▶ [Exercise brief]
Keep the lines exact and the pictures out as you repeat the following listing.

▶ [Study material]
· · · · ·
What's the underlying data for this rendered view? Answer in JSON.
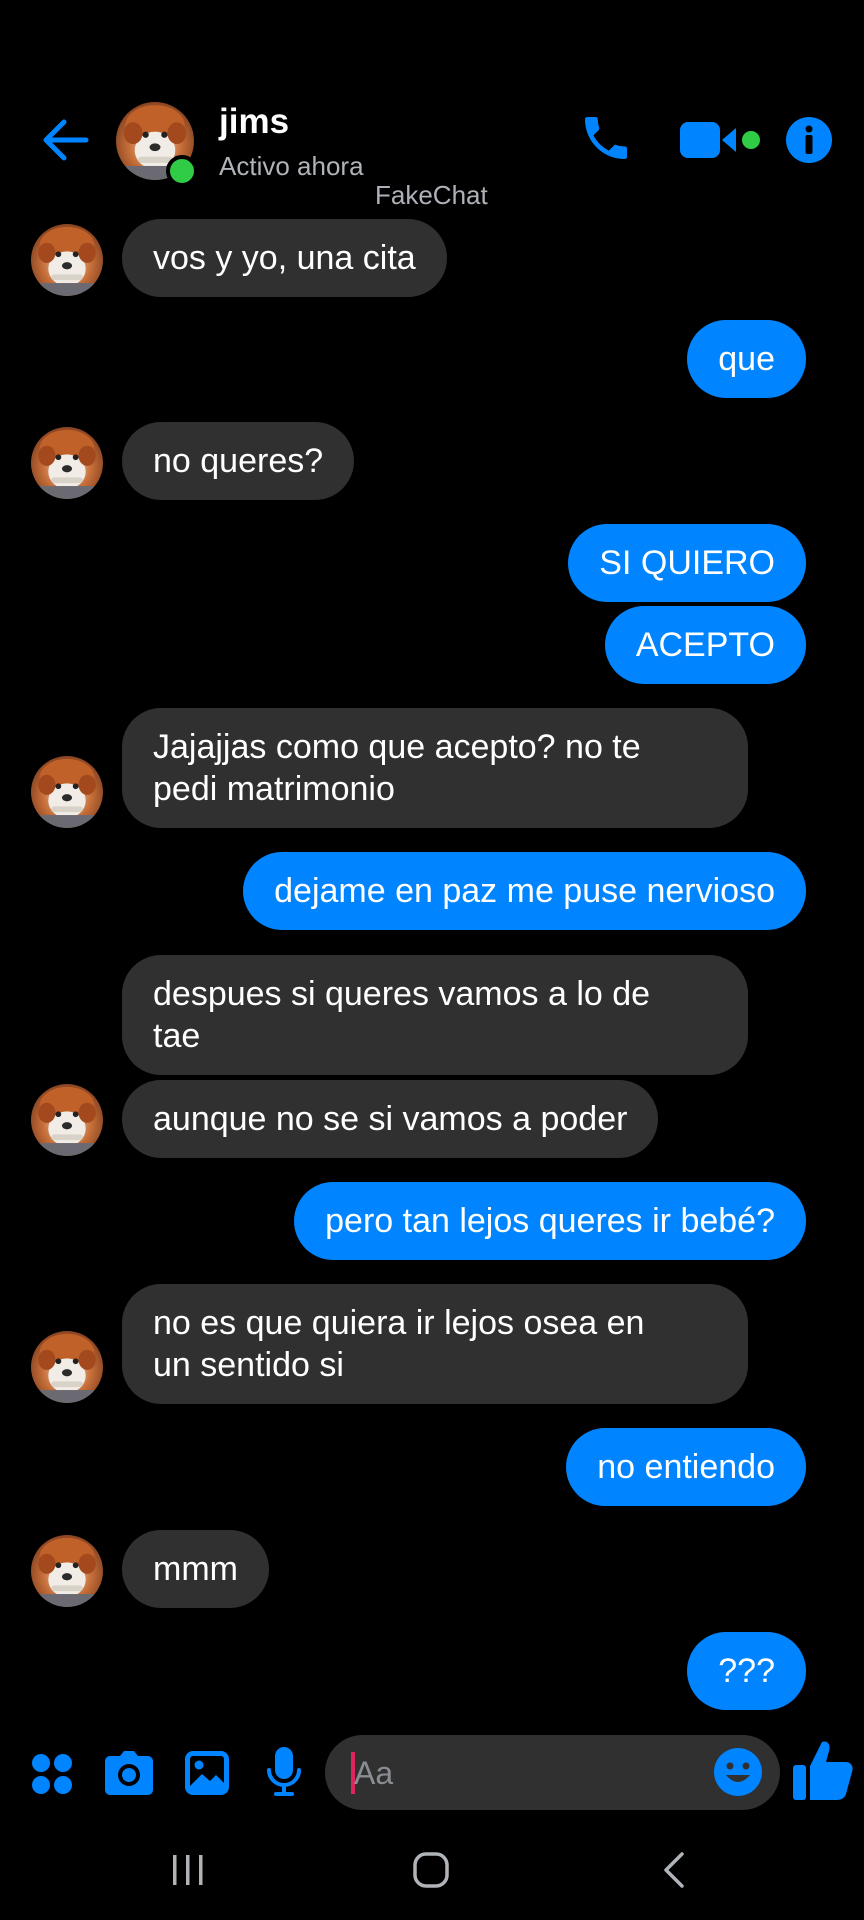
{
  "header": {
    "contact_name": "jims",
    "status": "Activo ahora",
    "watermark": "FakeChat"
  },
  "colors": {
    "accent": "#0084ff",
    "received_bubble": "#303030",
    "online": "#31cc46",
    "background": "#000000"
  },
  "messages": [
    {
      "from": "them",
      "text": "vos y yo, una cita",
      "avatar": true
    },
    {
      "from": "me",
      "text": "que"
    },
    {
      "from": "them",
      "text": "no queres?",
      "avatar": true
    },
    {
      "from": "me",
      "text": "SI QUIERO"
    },
    {
      "from": "me",
      "text": "ACEPTO"
    },
    {
      "from": "them",
      "text": "Jajajjas como que acepto? no te\npedi matrimonio",
      "avatar": true
    },
    {
      "from": "me",
      "text": "dejame en paz me puse nervioso"
    },
    {
      "from": "them",
      "text": "despues si queres vamos a lo de\ntae",
      "avatar": false
    },
    {
      "from": "them",
      "text": "aunque no se si vamos a poder",
      "avatar": true
    },
    {
      "from": "me",
      "text": "pero tan lejos queres ir bebé?"
    },
    {
      "from": "them",
      "text": "no es que quiera ir lejos osea en\nun sentido si",
      "avatar": true
    },
    {
      "from": "me",
      "text": "no entiendo"
    },
    {
      "from": "them",
      "text": "mmm",
      "avatar": true
    },
    {
      "from": "me",
      "text": "???"
    }
  ],
  "composer": {
    "placeholder": "Aa"
  },
  "icons": {
    "back": "arrow-left-icon",
    "call": "phone-icon",
    "video": "video-camera-icon",
    "info": "info-icon",
    "menu": "four-dots-icon",
    "camera": "camera-icon",
    "gallery": "image-icon",
    "mic": "microphone-icon",
    "emoji": "smiley-icon",
    "like": "thumbs-up-icon",
    "nav_recents": "recents-icon",
    "nav_home": "home-icon",
    "nav_back": "chevron-back-icon"
  }
}
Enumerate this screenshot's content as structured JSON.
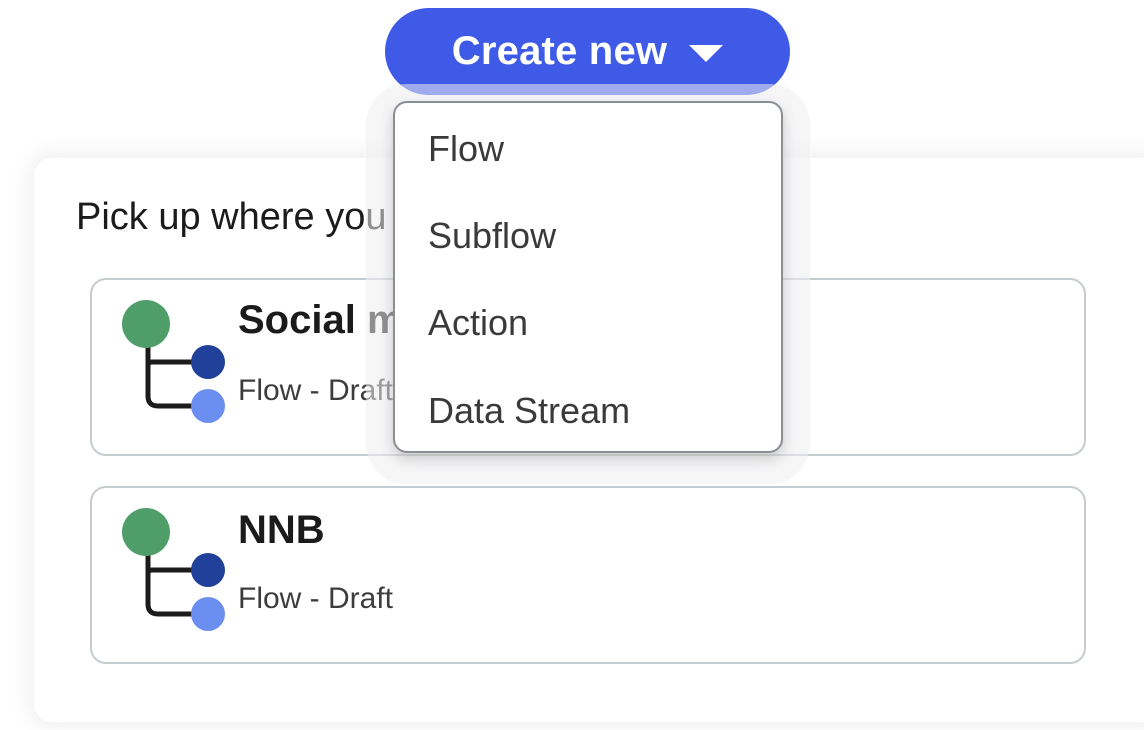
{
  "create_button": {
    "label": "Create new",
    "color": "#3e5ae6"
  },
  "dropdown": {
    "items": [
      {
        "label": "Flow"
      },
      {
        "label": "Subflow"
      },
      {
        "label": "Action"
      },
      {
        "label": "Data Stream"
      }
    ]
  },
  "recent": {
    "title": "Pick up where you left off",
    "items": [
      {
        "name": "Social media post approval",
        "meta": "Flow - Draft",
        "icon": "flow-icon"
      },
      {
        "name": "NNB",
        "meta": "Flow - Draft",
        "icon": "flow-icon"
      }
    ]
  },
  "icon_colors": {
    "root": "#4f9d69",
    "child_dark": "#21409a",
    "child_light": "#6a8ff0",
    "connector": "#1b1b1b"
  }
}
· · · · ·
▶ [Written solution]
What's the underlying data for this rendered view? Answer in JSON.
{
  "header": {
    "contact_name": "jims",
    "status": "Activo ahora",
    "watermark": "FakeChat"
  },
  "colors": {
    "accent": "#0084ff",
    "received_bubble": "#303030",
    "online": "#31cc46",
    "background": "#000000"
  },
  "messages": [
    {
      "from": "them",
      "text": "vos y yo, una cita",
      "avatar": true
    },
    {
      "from": "me",
      "text": "que"
    },
    {
      "from": "them",
      "text": "no queres?",
      "avatar": true
    },
    {
      "from": "me",
      "text": "SI QUIERO"
    },
    {
      "from": "me",
      "text": "ACEPTO"
    },
    {
      "from": "them",
      "text": "Jajajjas como que acepto? no te\npedi matrimonio",
      "avatar": true
    },
    {
      "from": "me",
      "text": "dejame en paz me puse nervioso"
    },
    {
      "from": "them",
      "text": "despues si queres vamos a lo de\ntae",
      "avatar": false
    },
    {
      "from": "them",
      "text": "aunque no se si vamos a poder",
      "avatar": true
    },
    {
      "from": "me",
      "text": "pero tan lejos queres ir bebé?"
    },
    {
      "from": "them",
      "text": "no es que quiera ir lejos osea en\nun sentido si",
      "avatar": true
    },
    {
      "from": "me",
      "text": "no entiendo"
    },
    {
      "from": "them",
      "text": "mmm",
      "avatar": true
    },
    {
      "from": "me",
      "text": "???"
    }
  ],
  "composer": {
    "placeholder": "Aa"
  },
  "icons": {
    "back": "arrow-left-icon",
    "call": "phone-icon",
    "video": "video-camera-icon",
    "info": "info-icon",
    "menu": "four-dots-icon",
    "camera": "camera-icon",
    "gallery": "image-icon",
    "mic": "microphone-icon",
    "emoji": "smiley-icon",
    "like": "thumbs-up-icon",
    "nav_recents": "recents-icon",
    "nav_home": "home-icon",
    "nav_back": "chevron-back-icon"
  }
}
Enumerate this screenshot's content as structured JSON.
{
  "create_button": {
    "label": "Create new",
    "color": "#3e5ae6"
  },
  "dropdown": {
    "items": [
      {
        "label": "Flow"
      },
      {
        "label": "Subflow"
      },
      {
        "label": "Action"
      },
      {
        "label": "Data Stream"
      }
    ]
  },
  "recent": {
    "title": "Pick up where you left off",
    "items": [
      {
        "name": "Social media post approval",
        "meta": "Flow - Draft",
        "icon": "flow-icon"
      },
      {
        "name": "NNB",
        "meta": "Flow - Draft",
        "icon": "flow-icon"
      }
    ]
  },
  "icon_colors": {
    "root": "#4f9d69",
    "child_dark": "#21409a",
    "child_light": "#6a8ff0",
    "connector": "#1b1b1b"
  }
}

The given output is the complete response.